What have been the major competitions you have won or other milestones in your career?
Back in 2006 I won the First Prize in the Premiere Takamatsu International Piano Competition in Japan. Victory in that competition started my performing career, providing me with many performance opportunities at great concert venues and with some wonderful orchestras.
When did you decide to become a professional musician? If you didn’t choose that path, is there another career that would have been your top pick?
Since I remember, I was always playing piano. It never occurred to me that I could do something else.
Have you played in the Dame Myra Hess series before?
Yes, in 2013.
Please tell me about each piece in your program. Why did you choose this piece?
I will begin my program with the Fantasie in C minor BWV 906 by Bach. I have been fascinated with the genre of a fantasy for a long time. I’ve been “collecting” various fantasies and performing recitals that consisted exclusively of fantasies. This fascination turned into a doctoral thesis about piano fantasies, and one of the chapters was about this particular piece by Bach. It is incredible how much Bach could fit into a short 4-minute piece.

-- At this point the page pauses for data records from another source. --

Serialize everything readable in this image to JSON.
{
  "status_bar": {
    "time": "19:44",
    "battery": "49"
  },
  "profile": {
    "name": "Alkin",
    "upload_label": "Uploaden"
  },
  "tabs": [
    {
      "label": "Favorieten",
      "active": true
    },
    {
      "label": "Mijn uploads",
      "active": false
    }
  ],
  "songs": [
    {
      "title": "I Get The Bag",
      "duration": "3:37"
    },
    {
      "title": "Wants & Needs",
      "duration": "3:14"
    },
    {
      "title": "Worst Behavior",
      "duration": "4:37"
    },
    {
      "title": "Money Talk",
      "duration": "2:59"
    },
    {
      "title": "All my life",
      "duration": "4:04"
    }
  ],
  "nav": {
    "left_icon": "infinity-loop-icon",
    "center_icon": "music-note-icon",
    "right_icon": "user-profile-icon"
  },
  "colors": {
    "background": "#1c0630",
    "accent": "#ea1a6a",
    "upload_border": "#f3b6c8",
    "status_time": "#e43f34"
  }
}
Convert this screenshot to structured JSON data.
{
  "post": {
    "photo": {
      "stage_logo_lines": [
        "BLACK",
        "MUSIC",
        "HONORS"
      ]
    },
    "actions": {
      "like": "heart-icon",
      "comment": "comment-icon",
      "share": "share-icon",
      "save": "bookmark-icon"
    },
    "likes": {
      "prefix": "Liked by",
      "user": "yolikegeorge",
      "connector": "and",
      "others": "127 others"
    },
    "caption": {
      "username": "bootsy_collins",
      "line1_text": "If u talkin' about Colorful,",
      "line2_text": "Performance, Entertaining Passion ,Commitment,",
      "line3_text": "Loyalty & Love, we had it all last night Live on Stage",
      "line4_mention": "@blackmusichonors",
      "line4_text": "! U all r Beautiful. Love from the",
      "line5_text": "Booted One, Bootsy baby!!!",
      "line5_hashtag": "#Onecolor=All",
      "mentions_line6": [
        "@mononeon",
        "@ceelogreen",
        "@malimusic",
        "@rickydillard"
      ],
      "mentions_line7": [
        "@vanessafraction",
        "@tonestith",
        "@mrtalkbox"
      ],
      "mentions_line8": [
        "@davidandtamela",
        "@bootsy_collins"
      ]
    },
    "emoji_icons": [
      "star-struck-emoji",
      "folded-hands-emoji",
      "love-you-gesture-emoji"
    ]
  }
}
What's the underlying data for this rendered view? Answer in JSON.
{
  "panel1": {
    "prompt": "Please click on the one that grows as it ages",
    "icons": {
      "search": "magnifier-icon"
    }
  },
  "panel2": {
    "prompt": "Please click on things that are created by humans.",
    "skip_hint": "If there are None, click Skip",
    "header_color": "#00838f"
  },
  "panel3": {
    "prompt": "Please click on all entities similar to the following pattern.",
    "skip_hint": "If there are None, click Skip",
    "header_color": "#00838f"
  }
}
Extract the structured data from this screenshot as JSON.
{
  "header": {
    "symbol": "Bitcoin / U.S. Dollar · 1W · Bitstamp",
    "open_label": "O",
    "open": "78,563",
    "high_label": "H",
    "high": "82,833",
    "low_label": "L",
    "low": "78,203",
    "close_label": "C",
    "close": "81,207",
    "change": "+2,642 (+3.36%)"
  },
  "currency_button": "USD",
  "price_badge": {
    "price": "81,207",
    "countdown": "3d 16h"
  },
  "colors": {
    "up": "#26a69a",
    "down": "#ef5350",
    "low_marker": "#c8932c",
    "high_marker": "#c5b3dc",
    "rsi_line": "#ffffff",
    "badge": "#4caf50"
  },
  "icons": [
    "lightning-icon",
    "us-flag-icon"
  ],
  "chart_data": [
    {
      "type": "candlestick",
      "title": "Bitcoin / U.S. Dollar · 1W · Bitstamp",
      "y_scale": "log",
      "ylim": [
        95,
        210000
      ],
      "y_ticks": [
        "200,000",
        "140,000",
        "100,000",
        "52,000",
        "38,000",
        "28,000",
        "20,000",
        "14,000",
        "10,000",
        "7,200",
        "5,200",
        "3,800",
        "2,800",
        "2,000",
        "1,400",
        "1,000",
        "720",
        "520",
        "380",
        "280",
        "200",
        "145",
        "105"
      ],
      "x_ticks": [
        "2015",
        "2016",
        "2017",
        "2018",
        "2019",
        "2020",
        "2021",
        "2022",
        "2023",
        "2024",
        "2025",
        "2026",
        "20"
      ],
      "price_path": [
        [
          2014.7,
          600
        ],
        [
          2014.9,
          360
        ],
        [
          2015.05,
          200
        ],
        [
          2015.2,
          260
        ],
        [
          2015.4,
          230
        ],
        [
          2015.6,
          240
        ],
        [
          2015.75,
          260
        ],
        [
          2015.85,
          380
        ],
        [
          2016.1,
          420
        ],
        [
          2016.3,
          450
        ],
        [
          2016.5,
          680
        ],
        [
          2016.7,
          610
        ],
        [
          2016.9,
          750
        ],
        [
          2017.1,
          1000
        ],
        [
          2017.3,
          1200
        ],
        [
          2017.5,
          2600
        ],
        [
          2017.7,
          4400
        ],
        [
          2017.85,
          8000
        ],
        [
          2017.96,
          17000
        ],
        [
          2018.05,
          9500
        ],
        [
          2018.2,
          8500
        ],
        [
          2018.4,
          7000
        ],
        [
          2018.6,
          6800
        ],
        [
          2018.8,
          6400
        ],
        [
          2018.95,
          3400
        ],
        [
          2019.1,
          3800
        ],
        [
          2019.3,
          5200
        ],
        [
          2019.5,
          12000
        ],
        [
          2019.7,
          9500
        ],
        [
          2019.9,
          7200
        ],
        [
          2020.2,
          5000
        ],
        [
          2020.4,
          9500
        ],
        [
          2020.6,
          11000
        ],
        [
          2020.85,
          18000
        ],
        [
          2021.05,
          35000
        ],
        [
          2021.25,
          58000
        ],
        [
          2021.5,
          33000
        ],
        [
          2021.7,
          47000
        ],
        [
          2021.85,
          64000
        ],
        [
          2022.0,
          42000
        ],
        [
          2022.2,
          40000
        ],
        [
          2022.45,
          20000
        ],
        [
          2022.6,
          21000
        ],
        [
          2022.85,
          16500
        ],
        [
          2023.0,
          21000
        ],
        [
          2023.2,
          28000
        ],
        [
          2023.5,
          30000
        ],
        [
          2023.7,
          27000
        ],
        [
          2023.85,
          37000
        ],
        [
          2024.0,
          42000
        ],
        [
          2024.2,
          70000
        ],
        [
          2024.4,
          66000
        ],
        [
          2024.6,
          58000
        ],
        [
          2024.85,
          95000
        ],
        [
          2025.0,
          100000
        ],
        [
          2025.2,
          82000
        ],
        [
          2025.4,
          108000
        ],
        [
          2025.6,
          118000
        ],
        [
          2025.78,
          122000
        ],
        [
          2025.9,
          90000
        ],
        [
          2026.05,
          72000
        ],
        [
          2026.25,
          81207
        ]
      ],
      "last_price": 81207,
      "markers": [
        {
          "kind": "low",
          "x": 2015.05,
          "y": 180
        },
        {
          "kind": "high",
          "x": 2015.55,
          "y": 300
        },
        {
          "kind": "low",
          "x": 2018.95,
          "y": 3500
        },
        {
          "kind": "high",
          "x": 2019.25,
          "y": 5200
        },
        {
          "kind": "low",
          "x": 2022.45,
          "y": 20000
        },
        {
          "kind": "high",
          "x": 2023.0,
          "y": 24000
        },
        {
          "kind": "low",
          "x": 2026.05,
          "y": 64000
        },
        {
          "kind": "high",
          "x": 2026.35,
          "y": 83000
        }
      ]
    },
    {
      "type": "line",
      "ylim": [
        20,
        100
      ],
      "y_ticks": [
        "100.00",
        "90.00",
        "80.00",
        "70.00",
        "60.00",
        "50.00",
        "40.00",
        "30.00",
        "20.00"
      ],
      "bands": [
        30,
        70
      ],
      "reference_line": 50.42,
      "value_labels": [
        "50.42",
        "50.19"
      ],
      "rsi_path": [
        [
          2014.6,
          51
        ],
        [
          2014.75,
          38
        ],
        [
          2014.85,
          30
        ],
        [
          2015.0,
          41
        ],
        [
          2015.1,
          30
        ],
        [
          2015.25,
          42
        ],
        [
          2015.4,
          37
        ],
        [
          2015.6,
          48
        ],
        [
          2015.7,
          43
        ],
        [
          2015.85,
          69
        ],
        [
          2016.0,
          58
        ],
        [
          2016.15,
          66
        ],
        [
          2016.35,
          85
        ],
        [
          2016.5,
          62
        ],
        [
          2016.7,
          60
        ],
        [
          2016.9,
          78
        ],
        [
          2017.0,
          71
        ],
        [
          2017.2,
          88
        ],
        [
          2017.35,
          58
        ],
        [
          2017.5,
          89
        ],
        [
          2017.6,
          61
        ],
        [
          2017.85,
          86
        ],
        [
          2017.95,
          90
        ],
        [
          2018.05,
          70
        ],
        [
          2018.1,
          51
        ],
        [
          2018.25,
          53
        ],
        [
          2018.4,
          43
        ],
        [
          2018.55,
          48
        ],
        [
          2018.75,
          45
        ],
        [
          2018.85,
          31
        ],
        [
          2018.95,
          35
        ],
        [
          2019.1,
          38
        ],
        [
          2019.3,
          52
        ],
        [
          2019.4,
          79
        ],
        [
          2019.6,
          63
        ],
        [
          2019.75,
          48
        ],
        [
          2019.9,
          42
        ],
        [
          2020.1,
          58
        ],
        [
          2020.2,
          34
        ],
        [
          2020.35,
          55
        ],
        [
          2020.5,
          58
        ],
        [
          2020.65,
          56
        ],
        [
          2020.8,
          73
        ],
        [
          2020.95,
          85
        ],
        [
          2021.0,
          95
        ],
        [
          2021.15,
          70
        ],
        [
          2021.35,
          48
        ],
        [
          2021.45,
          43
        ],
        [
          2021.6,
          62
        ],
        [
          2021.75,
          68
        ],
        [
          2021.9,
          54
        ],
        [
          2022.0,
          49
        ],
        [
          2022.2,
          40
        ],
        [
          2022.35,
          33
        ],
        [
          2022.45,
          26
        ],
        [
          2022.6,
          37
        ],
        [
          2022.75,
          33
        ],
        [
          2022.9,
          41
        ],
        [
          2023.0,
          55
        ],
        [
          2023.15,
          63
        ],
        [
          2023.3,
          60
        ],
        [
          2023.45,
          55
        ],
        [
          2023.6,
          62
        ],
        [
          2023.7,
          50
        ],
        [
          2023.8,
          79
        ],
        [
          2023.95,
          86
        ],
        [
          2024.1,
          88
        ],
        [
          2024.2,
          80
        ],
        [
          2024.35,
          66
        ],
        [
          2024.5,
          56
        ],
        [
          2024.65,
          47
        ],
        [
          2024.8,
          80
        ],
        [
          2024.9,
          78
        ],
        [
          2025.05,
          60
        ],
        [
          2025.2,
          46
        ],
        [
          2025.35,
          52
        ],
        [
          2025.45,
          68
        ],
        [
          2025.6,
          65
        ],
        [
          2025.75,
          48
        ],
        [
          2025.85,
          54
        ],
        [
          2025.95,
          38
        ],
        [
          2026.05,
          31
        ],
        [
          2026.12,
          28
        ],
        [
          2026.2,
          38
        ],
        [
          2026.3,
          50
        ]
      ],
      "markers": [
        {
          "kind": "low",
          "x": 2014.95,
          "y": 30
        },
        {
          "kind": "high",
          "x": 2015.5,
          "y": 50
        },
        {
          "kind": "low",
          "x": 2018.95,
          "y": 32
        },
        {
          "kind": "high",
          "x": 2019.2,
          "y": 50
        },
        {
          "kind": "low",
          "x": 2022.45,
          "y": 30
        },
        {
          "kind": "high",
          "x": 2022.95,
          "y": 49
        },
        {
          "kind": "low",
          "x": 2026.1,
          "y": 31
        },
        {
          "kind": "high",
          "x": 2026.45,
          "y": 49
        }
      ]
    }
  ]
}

The following piece, which is called “Midnight," is written by Sergei Bortkiewicz, one of the most unjustly overlooked composers. Bortkiewicz (1877-1952) was a wonderful Romantic composer who lived a very tragic life. He was a refugee from Ukraine, he suffered from two world wars and was persecuted by the Communists and the Nazis. His music was forgotten for many years after his death. Last year I recorded a CD of Bortkiewicz’s piano works, and it has been recently released on the Piano Classics label. The “Midnight” is a set of two character pieces. Its imagery and musical language remind me of Schumann’s “Fantasiestucke."
For the rest of the program I chose works by Chopin: Nocturne in D flat major and Fantasie in F minor (yet another fantasy), one of the most powerful of Chopin’s large-scale works.
How has the war in the Ukraine affected you?
Three years ago, my life was turned upside down by the war that began back home in Ukraine. Russia – another country where I lived and studied – annexed the Crimean Peninsula, a part of my country, and tried to invade another part. Over 10,000 people have been killed in this war. Millions of people lost their homes and had to flee. The war continues today, and every day there are news about more casualties.
I believe the worst thing that we can do is be indifferent. Those who call themselves “artists” can’t remain indifferent in times of injustice, when innocent people are being killed, and when whole nations are suffering.
During these three years, I have met many people who were using their time, talent and resources in order to help Ukraine protect herself and survive. I was also trying to do what I could: I took part and helped organize various charity events and fundraising concerts. The funds were used to purchase medical supplies for the wounded Ukrainian soldiers and for the refugees.
I also started performing much more of the works by the Ukrainian composers. There is a lot of wonderful music that is very rarely played. I discovered for myself many works that I never heard before. The Bortkiewicz album appeared as a result of this search. I am currently recording another CD of Ukrainian piano music that will be finished later this year.
For more information visit the Pavel Gintov website and also make a note of Gintov's CD of works by Ukrainian composer Sergei Bortkiewicz.